Stored data
>>
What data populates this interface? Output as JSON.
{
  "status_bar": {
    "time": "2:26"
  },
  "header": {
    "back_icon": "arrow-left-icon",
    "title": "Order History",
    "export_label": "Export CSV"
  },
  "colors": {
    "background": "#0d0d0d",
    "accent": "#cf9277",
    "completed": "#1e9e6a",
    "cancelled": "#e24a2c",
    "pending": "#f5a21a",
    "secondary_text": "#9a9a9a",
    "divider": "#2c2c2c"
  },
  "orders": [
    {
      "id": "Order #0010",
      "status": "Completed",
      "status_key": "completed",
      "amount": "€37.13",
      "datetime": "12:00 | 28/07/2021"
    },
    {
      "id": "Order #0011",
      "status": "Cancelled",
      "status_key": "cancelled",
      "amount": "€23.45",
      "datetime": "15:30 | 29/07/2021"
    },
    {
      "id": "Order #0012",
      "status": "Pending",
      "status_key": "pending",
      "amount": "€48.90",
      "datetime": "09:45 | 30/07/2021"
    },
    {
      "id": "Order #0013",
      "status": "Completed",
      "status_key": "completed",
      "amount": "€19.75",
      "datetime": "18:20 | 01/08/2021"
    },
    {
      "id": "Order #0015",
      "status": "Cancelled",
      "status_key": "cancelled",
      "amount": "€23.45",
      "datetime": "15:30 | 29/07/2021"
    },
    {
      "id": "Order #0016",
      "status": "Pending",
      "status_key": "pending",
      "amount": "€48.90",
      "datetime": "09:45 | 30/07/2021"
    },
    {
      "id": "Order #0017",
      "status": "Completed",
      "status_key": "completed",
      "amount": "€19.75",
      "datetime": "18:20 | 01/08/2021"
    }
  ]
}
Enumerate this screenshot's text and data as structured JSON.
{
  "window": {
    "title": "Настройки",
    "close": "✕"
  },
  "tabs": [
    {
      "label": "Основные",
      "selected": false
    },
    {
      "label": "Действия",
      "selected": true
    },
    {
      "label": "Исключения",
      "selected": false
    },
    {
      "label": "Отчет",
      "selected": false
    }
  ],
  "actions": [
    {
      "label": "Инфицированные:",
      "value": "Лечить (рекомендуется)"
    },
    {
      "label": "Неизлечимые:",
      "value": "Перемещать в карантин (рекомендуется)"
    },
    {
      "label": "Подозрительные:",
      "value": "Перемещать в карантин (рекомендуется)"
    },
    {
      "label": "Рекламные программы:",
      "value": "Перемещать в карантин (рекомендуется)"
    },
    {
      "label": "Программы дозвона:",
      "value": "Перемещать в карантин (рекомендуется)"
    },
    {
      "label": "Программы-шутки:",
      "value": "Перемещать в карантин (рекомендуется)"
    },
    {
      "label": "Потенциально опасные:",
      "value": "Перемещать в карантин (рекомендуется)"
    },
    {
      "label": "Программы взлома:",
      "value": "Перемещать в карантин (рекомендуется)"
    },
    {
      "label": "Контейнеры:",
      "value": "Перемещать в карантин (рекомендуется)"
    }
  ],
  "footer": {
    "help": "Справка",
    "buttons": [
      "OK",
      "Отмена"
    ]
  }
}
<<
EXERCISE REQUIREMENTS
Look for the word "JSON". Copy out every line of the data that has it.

SOLUTION FOR THIS PROBLEM
What data populates this interface? Output as JSON.
Enumerate this screenshot's text and data as structured JSON.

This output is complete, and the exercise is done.